The night sky in cities and many suburbs is filled not with stars but with the pervasive orange haze of artificial light. Scientists are discovering that this light pollution may have serious effects on human health and can disrupt the normal behavior of wildlife.
Specified periods of light and dark, known as circadian rhythms, are essential for healthy life on earth. Darkness is as necessary as daylight to our own biological clockwork. Researchers have recently established, for example, that exposure to artificial light at night reduces the body’s production of melatonin, the hormone that tells our organs and systems that it is dark. Although the connection between melatonin and cancer is still unclear, reduced levels have been linked to the growth of breast tumors in women and may also affect other cancers, including prostate cancer.
What To Do
Use outdoor lights at night only when and where they’re needed and hook them up to motion sensors to increase their effectiveness and timers to shut them off when illumination is no longer necessary.

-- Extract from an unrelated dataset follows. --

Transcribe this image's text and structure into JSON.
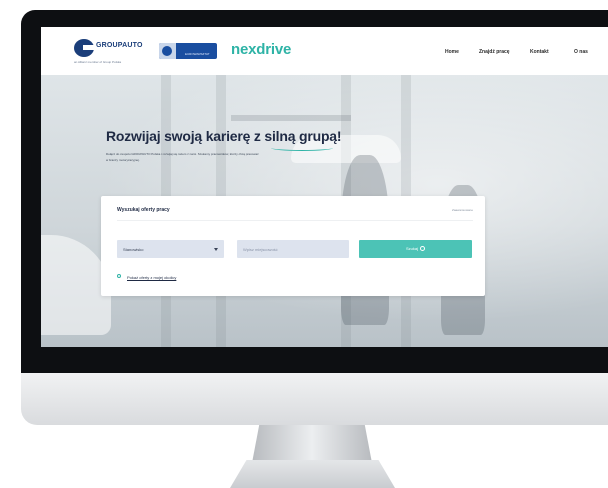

Purchase exterior lights that have been certified by the International Dark Sky Association (IDA), a nonprofit educational organization that is the leading authority on the problems of light pollution and commonsense solutions. Look for the “IDA Approved Dark-Sky Friendly Fixture” label when you shop for outdoor lights. The IDA website includes information on approved fixtures, including manufacturers and distributors. You’ll also find a practical guide for homeowners on effective and efficient outdoor lighting.